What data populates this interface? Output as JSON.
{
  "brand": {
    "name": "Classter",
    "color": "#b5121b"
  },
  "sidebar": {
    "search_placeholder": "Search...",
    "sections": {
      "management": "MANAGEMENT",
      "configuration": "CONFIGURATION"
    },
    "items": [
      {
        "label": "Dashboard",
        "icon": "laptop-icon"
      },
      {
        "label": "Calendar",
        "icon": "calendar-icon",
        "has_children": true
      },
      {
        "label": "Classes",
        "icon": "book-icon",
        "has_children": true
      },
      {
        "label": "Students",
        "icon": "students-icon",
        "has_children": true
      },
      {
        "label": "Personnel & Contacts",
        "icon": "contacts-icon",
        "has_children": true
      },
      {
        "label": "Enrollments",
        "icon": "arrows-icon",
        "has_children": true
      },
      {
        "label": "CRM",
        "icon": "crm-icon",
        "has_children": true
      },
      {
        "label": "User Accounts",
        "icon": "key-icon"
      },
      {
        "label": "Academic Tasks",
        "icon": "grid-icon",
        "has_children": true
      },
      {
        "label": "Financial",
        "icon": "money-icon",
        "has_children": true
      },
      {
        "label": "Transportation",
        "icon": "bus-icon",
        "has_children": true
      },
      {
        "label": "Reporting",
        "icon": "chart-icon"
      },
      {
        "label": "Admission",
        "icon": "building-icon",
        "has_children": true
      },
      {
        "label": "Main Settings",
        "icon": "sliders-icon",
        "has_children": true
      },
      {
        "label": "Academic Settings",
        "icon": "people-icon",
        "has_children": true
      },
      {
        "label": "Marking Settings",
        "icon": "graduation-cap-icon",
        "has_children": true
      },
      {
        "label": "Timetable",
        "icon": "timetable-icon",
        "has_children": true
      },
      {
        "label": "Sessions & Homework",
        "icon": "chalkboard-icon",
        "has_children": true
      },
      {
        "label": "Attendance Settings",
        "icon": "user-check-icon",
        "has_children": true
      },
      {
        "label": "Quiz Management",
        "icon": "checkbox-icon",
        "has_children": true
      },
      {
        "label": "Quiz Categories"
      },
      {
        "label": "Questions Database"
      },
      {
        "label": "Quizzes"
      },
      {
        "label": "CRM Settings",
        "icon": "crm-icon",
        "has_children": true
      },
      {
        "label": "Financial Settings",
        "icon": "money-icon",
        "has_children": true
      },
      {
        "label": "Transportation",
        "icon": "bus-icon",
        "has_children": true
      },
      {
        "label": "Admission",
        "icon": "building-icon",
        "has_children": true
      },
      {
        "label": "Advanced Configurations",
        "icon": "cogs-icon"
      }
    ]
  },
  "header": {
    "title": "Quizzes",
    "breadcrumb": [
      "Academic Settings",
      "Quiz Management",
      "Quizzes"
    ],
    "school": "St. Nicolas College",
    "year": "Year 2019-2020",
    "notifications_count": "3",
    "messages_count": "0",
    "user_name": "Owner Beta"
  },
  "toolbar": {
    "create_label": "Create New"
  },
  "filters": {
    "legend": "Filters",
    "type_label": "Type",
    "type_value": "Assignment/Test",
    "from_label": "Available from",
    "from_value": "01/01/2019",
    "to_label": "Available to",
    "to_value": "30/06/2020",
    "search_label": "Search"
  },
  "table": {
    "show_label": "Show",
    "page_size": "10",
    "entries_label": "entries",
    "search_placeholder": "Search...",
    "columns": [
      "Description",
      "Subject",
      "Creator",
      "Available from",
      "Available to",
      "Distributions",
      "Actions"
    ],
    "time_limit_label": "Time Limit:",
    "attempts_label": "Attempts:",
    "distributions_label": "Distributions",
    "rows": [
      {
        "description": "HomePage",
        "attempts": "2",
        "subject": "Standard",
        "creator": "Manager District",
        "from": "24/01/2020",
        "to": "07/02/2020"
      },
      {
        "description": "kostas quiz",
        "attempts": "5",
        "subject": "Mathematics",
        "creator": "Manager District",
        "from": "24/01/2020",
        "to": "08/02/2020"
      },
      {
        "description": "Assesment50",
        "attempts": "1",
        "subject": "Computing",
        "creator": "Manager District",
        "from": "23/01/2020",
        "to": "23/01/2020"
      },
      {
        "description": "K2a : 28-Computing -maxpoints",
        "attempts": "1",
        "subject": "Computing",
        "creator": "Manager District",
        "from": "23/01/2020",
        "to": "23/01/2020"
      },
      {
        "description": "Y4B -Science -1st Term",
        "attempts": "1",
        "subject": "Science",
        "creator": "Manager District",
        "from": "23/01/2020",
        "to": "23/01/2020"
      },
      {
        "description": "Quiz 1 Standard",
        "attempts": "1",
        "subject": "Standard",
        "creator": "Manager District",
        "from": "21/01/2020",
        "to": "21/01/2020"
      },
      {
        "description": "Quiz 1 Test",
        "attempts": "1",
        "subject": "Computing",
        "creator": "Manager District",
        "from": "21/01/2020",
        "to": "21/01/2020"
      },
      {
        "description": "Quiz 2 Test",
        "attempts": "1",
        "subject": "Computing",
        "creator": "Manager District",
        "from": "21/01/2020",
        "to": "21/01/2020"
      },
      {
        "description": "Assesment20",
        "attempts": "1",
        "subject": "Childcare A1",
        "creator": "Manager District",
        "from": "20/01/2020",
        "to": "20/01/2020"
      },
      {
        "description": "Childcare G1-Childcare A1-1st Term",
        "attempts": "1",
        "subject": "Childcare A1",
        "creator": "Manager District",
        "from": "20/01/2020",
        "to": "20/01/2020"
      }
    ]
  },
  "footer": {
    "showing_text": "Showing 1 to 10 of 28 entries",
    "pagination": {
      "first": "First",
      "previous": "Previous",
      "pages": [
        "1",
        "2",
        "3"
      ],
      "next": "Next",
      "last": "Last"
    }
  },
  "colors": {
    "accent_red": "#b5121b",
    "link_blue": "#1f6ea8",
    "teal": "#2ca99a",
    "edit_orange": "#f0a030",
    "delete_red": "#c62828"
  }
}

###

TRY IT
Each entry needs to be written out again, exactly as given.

ANSWER AREA
What data populates this interface? Output as JSON.
{
  "brand": {
    "name": "Classter",
    "color": "#b5121b"
  },
  "sidebar": {
    "search_placeholder": "Search...",
    "sections": {
      "management": "MANAGEMENT",
      "configuration": "CONFIGURATION"
    },
    "items": [
      {
        "label": "Dashboard",
        "icon": "laptop-icon"
      },
      {
        "label": "Calendar",
        "icon": "calendar-icon",
        "has_children": true
      },
      {
        "label": "Classes",
        "icon": "book-icon",
        "has_children": true
      },
      {
        "label": "Students",
        "icon": "students-icon",
        "has_children": true
      },
      {
        "label": "Personnel & Contacts",
        "icon": "contacts-icon",
        "has_children": true
      },
      {
        "label": "Enrollments",
        "icon": "arrows-icon",
        "has_children": true
      },
      {
        "label": "CRM",
        "icon": "crm-icon",
        "has_children": true
      },
      {
        "label": "User Accounts",
        "icon": "key-icon"
      },
      {
        "label": "Academic Tasks",
        "icon": "grid-icon",
        "has_children": true
      },
      {
        "label": "Financial",
        "icon": "money-icon",
        "has_children": true
      },
      {
        "label": "Transportation",
        "icon": "bus-icon",
        "has_children": true
      },
      {
        "label": "Reporting",
        "icon": "chart-icon"
      },
      {
        "label": "Admission",
        "icon": "building-icon",
        "has_children": true
      },
      {
        "label": "Main Settings",
        "icon": "sliders-icon",
        "has_children": true
      },
      {
        "label": "Academic Settings",
        "icon": "people-icon",
        "has_children": true
      },
      {
        "label": "Marking Settings",
        "icon": "graduation-cap-icon",
        "has_children": true
      },
      {
        "label": "Timetable",
        "icon": "timetable-icon",
        "has_children": true
      },
      {
        "label": "Sessions & Homework",
        "icon": "chalkboard-icon",
        "has_children": true
      },
      {
        "label": "Attendance Settings",
        "icon": "user-check-icon",
        "has_children": true
      },
      {
        "label": "Quiz Management",
        "icon": "checkbox-icon",
        "has_children": true
      },
      {
        "label": "Quiz Categories"
      },
      {
        "label": "Questions Database"
      },
      {
        "label": "Quizzes"
      },
      {
        "label": "CRM Settings",
        "icon": "crm-icon",
        "has_children": true
      },
      {
        "label": "Financial Settings",
        "icon": "money-icon",
        "has_children": true
      },
      {
        "label": "Transportation",
        "icon": "bus-icon",
        "has_children": true
      },
      {
        "label": "Admission",
        "icon": "building-icon",
        "has_children": true
      },
      {
        "label": "Advanced Configurations",
        "icon": "cogs-icon"
      }
    ]
  },
  "header": {
    "title": "Quizzes",
    "breadcrumb": [
      "Academic Settings",
      "Quiz Management",
      "Quizzes"
    ],
    "school": "St. Nicolas College",
    "year": "Year 2019-2020",
    "notifications_count": "3",
    "messages_count": "0",
    "user_name": "Owner Beta"
  },
  "toolbar": {
    "create_label": "Create New"
  },
  "filters": {
    "legend": "Filters",
    "type_label": "Type",
    "type_value": "Assignment/Test",
    "from_label": "Available from",
    "from_value": "01/01/2019",
    "to_label": "Available to",
    "to_value": "30/06/2020",
    "search_label": "Search"
  },
  "table": {
    "show_label": "Show",
    "page_size": "10",
    "entries_label": "entries",
    "search_placeholder": "Search...",
    "columns": [
      "Description",
      "Subject",
      "Creator",
      "Available from",
      "Available to",
      "Distributions",
      "Actions"
    ],
    "time_limit_label": "Time Limit:",
    "attempts_label": "Attempts:",
    "distributions_label": "Distributions",
    "rows": [
      {
        "description": "HomePage",
        "attempts": "2",
        "subject": "Standard",
        "creator": "Manager District",
        "from": "24/01/2020",
        "to": "07/02/2020"
      },
      {
        "description": "kostas quiz",
        "attempts": "5",
        "subject": "Mathematics",
        "creator": "Manager District",
        "from": "24/01/2020",
        "to": "08/02/2020"
      },
      {
        "description": "Assesment50",
        "attempts": "1",
        "subject": "Computing",
        "creator": "Manager District",
        "from": "23/01/2020",
        "to": "23/01/2020"
      },
      {
        "description": "K2a : 28-Computing -maxpoints",
        "attempts": "1",
        "subject": "Computing",
        "creator": "Manager District",
        "from": "23/01/2020",
        "to": "23/01/2020"
      },
      {
        "description": "Y4B -Science -1st Term",
        "attempts": "1",
        "subject": "Science",
        "creator": "Manager District",
        "from": "23/01/2020",
        "to": "23/01/2020"
      },
      {
        "description": "Quiz 1 Standard",
        "attempts": "1",
        "subject": "Standard",
        "creator": "Manager District",
        "from": "21/01/2020",
        "to": "21/01/2020"
      },
      {
        "description": "Quiz 1 Test",
        "attempts": "1",
        "subject": "Computing",
        "creator": "Manager District",
        "from": "21/01/2020",
        "to": "21/01/2020"
      },
      {
        "description": "Quiz 2 Test",
        "attempts": "1",
        "subject": "Computing",
        "creator": "Manager District",
        "from": "21/01/2020",
        "to": "21/01/2020"
      },
      {
        "description": "Assesment20",
        "attempts": "1",
        "subject": "Childcare A1",
        "creator": "Manager District",
        "from": "20/01/2020",
        "to": "20/01/2020"
      },
      {
        "description": "Childcare G1-Childcare A1-1st Term",
        "attempts": "1",
        "subject": "Childcare A1",
        "creator": "Manager District",
        "from": "20/01/2020",
        "to": "20/01/2020"
      }
    ]
  },
  "footer": {
    "showing_text": "Showing 1 to 10 of 28 entries",
    "pagination": {
      "first": "First",
      "previous": "Previous",
      "pages": [
        "1",
        "2",
        "3"
      ],
      "next": "Next",
      "last": "Last"
    }
  },
  "colors": {
    "accent_red": "#b5121b",
    "link_blue": "#1f6ea8",
    "teal": "#2ca99a",
    "edit_orange": "#f0a030",
    "delete_red": "#c62828"
  }
}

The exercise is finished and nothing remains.